Banks particularly need to focus on understanding the needs of the various ladies banking micro-segments, as their needs differ significantly. These micro-segments, such as young ladies, single moms, working professionals, retired professionals, widowers, and college students, have a different level of understanding around banking, as well as a complete different set of product and service needs. Each bank needs to examine its own customer base and the ladies in its own geographic market to understand the segments’ potential and needs.

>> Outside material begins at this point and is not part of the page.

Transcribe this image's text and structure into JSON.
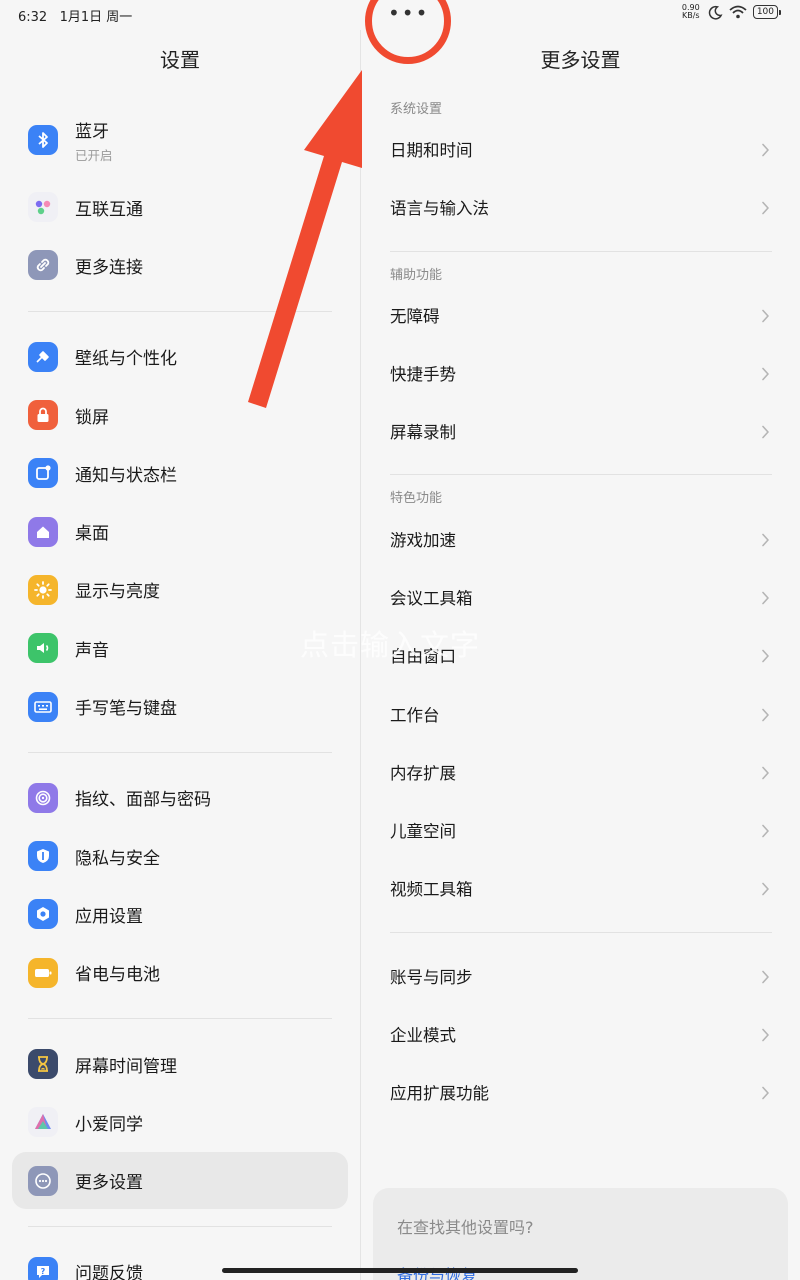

Examining competitors’ practices will also help banks identify the shortcomings they can address in their product and service development efforts. Particular effort should be made to understand which micro-segments can be won over easily, which ones are particularly attracted to competitors, and which products and services drive their loyalty.
2. Customize the Offerings
Heavily influenced by the learnings in the prior step, propositions then need to be developed to win over the various ladies’ micro-segments. A significant segment of ladies (particularly in some developing countries) can be considered novices when it comes to finance-related matters, and thus, particular attention needs to be paid to keeping the products and services simple, with emphasis on clear and concise messages.
Other factors that should be considered when developing propositions for ladies consumers include privacy (in some countries more than others, ladies prefer interacting with women only), convenience (as women more so than men have little time to spare, busy playing numerous roles at once and on the run), and security (such that a sense of security is provided through the offering of low-risk products that are insured).
The lifestyles and lifestages of customers in this segment are very important to address here as well – having offerings that address these aspects of consumers lives is of critical importance, as they help build emotional bonds with the customer base. This can be done through adding partners (the way Raiffeisen has partnered with Elle) or through designing products to focus on the lifestages (they way BBVA targets soon-to-be expecting or new moms).
3. Change the Offerings
Understanding the ladies segment and customizing tailored products and services for them is necessary to start a relationship with ladies, but not enough to maintain that relationship. Consumers in the ladies segment are constantly changing the micro-segment they belong to, and with that change comes a shift in their needs and expectations.
A given female consumer will go through numerous different phases in her life, phases which require a bank treat the consumer differently each time. Banks need to be prepared to change their offerings to consumers based on the lifestage the consumer has moved into – i.e. offering a loan to help the consumer buy her first car, a loan for the new house and baby, investment advice to grow her savings, loans for her children when they enter college, retirement planning, inheritance advice, etc.
Accordingly, successful banks have triggers in place to help them know at which point in time in a consumer’s life they need to change their proposition strategies, changing up the channels, message content, and offer based on the lifestage of the targeted individual.
The ladies segment needs to be considered by all banks as a primary target immediately; not only is it a wise investment for the future, but it’s a lucrative one in the short-term as well (unlike the youth segment). Banks in those markets whose competitors have not so far targeted this segment stand to gain the most.
To learn more about developing strategies and products / services for the ladies banking segment, please contact firstname.lastname@example.org.